I swallow a roast potato. "Faust. The final scene with Marguerite."

"A beautiful scene!"

"How old were you when you played Marguerite?"

She smiles, her eyes almost misty at the memory. "I was about eighteen. It was after I made my debut."

"Were you nervous when you first performed?"

She smiles again, this time with the modest blush of a performer. It is as though I am seeing that shy eighteen year old ballerina asked to prove herself singing before an audience. That inexperienced singer, not the Prima Donna I know. "Of course. It is completely natural, dear. I stuttered, I remember. My voice shook a little, but as the music went on, I gained my confidence. There were people there who believed in me."

"Like Grandmaman?" Grandmaman was the woman who became a mother-figure to Mama after Grandfather died when Mama was fifteen. She had a daughter of her own, my Aunt Meg, but came to see Mama as another one of her own. She'd also been friends with Grandfather before his death.

"Oui. She rapped her cane to force me to stay put when I tried to run off!"

I laugh at that before touching a roasted potato to my lips. Cold. Mildly annoyed that I have yet again allowed my food to get cold, I eat. The meal finishes with comfortable silence.

Later, we both retire to bed. For some reason, I cannot sleep. I decide to try and read a novel to force me to fall asleep. When Wuthering Heights does not work, I try to think of something else I can do. I pace around the room, stepping ever-so-lightly to avoid making the wooden floor creak beneath me. The plush white rug cushions my foot, but it strangely does nothing to soothe my mind. It is racing.

And perhaps I know what can soothe it.

I light a candle and float out of the room. I resemble a ghost in my white nightdress. My golden locket glistens like a precious jewel in the faint candlelight. I tiptoe down the hall to the music room. I push the door open as quietly as possible.

Once I enter and close the door, I make my way to the piano and place the candle on top. The orange light makes the black and white keys stand out.

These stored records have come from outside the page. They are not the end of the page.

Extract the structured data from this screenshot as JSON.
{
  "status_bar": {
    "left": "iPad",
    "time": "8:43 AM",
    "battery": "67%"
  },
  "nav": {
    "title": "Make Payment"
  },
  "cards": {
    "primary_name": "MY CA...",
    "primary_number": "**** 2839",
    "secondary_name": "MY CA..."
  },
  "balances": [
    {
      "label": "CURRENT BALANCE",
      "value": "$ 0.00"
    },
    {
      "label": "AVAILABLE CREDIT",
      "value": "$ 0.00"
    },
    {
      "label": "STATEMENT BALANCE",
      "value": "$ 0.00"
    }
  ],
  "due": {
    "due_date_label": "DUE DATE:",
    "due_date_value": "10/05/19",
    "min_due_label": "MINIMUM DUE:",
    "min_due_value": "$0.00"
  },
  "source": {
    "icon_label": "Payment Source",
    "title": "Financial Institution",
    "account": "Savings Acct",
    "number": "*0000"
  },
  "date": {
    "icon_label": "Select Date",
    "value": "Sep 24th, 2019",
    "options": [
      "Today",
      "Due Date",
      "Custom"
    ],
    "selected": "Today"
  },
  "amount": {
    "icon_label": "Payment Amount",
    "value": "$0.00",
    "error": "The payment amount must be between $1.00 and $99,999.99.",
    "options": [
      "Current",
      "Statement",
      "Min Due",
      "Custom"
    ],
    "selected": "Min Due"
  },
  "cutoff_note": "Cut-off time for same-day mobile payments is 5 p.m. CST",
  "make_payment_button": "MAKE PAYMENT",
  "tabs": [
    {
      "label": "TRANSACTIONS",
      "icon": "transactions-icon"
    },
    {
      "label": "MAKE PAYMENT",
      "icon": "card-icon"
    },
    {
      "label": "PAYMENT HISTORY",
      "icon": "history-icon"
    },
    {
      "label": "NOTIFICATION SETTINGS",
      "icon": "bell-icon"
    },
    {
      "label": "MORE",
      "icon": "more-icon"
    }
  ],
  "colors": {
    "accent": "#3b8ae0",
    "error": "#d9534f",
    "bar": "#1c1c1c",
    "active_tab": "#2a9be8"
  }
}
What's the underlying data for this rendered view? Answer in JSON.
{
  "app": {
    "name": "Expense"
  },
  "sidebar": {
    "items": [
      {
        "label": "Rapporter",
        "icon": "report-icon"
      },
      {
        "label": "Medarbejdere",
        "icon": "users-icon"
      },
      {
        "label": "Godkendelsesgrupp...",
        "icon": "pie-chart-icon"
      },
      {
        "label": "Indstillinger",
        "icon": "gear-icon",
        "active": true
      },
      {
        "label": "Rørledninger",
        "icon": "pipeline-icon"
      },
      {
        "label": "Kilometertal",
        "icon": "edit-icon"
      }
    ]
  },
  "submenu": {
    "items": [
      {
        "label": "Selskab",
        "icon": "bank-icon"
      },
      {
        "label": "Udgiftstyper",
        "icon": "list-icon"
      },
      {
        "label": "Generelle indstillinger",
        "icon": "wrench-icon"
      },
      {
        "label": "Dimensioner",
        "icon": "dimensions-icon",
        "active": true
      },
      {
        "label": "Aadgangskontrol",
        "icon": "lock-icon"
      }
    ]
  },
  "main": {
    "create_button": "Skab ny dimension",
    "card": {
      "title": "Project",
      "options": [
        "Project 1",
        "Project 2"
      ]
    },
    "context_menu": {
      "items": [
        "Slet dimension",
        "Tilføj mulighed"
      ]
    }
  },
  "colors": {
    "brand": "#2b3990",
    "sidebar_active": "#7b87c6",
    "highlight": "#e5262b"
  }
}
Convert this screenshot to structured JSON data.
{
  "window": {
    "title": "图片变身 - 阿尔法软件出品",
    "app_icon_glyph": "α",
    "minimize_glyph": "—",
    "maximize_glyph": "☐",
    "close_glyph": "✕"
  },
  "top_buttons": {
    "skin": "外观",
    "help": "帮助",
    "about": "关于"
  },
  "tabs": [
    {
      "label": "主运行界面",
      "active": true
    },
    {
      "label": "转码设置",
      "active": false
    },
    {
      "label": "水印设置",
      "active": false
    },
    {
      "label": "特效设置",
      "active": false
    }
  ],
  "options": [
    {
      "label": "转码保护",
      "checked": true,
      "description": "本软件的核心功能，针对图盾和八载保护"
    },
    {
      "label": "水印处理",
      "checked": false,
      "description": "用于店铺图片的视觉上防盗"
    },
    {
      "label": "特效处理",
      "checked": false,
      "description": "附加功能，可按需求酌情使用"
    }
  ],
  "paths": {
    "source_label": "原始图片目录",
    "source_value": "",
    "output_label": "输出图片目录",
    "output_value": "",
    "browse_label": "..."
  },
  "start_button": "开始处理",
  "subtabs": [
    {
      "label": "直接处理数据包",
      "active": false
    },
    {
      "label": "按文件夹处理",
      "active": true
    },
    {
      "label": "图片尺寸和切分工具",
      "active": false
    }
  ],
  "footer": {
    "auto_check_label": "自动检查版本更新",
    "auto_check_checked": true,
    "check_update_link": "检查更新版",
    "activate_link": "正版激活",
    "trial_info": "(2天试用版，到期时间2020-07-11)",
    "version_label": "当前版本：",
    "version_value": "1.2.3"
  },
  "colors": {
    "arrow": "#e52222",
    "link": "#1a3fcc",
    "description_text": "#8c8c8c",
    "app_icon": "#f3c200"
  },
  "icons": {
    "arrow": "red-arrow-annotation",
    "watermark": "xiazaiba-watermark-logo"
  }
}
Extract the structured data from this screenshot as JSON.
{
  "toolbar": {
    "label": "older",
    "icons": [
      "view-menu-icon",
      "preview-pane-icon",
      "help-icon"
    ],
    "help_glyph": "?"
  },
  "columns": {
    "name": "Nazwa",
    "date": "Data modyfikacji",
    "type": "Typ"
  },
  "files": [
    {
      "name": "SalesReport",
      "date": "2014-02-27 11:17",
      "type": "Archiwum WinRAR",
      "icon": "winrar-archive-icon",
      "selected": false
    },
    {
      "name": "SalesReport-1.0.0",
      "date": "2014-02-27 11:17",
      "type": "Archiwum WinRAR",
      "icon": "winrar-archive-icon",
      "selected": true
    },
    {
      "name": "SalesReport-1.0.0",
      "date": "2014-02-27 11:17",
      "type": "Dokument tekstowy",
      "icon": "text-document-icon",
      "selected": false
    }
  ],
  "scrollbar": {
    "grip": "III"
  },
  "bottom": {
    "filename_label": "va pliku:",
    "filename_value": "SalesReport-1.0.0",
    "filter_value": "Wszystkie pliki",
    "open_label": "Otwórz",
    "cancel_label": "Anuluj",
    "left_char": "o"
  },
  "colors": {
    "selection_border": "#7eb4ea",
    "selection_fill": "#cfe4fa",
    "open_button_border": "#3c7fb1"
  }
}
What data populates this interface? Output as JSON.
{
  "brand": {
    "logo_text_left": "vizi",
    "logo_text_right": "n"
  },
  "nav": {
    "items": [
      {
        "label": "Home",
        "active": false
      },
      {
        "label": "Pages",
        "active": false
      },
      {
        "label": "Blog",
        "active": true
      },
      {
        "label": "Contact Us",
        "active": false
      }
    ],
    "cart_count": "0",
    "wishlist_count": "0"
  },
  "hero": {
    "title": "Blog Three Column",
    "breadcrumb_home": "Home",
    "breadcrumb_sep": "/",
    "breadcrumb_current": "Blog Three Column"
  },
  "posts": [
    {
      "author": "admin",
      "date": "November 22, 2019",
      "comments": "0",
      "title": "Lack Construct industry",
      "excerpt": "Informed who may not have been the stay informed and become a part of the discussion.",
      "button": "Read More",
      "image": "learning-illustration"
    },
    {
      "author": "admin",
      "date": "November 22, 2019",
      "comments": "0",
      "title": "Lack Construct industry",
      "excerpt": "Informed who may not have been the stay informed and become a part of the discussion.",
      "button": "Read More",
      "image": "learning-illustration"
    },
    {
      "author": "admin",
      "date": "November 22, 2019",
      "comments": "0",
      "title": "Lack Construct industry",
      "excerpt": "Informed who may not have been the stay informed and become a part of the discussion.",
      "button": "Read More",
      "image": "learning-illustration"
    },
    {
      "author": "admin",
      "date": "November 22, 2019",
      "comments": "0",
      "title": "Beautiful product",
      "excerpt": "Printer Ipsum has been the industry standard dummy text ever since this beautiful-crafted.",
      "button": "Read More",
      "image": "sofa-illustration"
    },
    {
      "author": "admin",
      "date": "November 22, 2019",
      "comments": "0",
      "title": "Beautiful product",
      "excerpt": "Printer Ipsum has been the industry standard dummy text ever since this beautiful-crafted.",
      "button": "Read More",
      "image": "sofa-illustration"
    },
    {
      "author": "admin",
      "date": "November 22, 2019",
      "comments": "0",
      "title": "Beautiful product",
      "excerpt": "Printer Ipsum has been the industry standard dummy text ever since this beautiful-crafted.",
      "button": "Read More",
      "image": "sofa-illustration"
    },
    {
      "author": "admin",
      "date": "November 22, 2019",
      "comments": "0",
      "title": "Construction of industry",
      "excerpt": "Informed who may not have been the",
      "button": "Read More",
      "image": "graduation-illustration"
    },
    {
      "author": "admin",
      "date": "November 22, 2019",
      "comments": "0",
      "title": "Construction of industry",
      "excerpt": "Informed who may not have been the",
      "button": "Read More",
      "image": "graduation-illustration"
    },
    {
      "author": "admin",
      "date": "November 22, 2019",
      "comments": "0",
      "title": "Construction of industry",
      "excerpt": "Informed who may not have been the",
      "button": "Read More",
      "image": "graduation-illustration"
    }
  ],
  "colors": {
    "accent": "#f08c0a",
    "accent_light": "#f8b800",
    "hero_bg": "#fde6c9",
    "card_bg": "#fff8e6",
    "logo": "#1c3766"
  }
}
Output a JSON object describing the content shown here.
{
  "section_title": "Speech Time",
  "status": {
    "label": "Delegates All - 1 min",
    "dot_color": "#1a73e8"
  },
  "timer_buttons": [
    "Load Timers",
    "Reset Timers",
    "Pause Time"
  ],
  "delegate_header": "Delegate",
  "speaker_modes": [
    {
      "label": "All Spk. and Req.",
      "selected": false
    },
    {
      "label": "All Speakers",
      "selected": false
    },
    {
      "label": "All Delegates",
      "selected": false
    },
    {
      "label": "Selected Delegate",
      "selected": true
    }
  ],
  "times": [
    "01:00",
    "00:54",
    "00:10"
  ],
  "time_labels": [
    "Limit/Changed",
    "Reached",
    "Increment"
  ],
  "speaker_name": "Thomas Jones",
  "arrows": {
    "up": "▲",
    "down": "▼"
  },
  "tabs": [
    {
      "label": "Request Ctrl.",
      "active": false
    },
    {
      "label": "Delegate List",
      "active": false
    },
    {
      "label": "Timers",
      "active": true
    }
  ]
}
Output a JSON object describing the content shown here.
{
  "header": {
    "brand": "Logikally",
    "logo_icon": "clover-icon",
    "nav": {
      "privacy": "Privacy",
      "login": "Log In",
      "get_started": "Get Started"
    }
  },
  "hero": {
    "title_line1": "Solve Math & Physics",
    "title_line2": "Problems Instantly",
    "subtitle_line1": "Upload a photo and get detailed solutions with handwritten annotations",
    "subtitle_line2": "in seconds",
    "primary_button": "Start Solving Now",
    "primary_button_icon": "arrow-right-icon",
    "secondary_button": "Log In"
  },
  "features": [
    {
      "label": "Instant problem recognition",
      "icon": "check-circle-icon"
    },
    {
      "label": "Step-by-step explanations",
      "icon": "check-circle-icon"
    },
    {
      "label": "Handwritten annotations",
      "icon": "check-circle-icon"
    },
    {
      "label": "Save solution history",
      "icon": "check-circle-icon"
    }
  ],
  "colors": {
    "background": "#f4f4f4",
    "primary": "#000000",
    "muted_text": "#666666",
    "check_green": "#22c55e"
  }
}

I find middle C and position my hands.

The lullaby begins, hypnotizing me with soft pushes of the keys. The music is gentle, the croon of a mother to her child. This was my lullaby. Perhaps I am too old for a lullaby but if it is the only thing that will work, so be it.

Mama said this was written for me not long after I was born, and she always sang it for me whenever I requested it. I have faint memories of it being played or sung when I was younger. The song takes me back…back to Paris and laughing with my parents, to doing impromptu recitals for guests, to playing with my cousins, to dancing with Charles around the parlor, him spinning me in the sunlight…to sitting on a piano bench, leaning against someone's vest—perhaps Papa's—and nuzzling a long black cloak against my cheek, to the warmth and the music of my first memory.

I do not notice my hands going slack and the notes getting fainter, fainter, dying. My eyelids are heavy and I somehow manage to walk back to my bedroom and collapse onto my bed. Sleep soon overtakes me.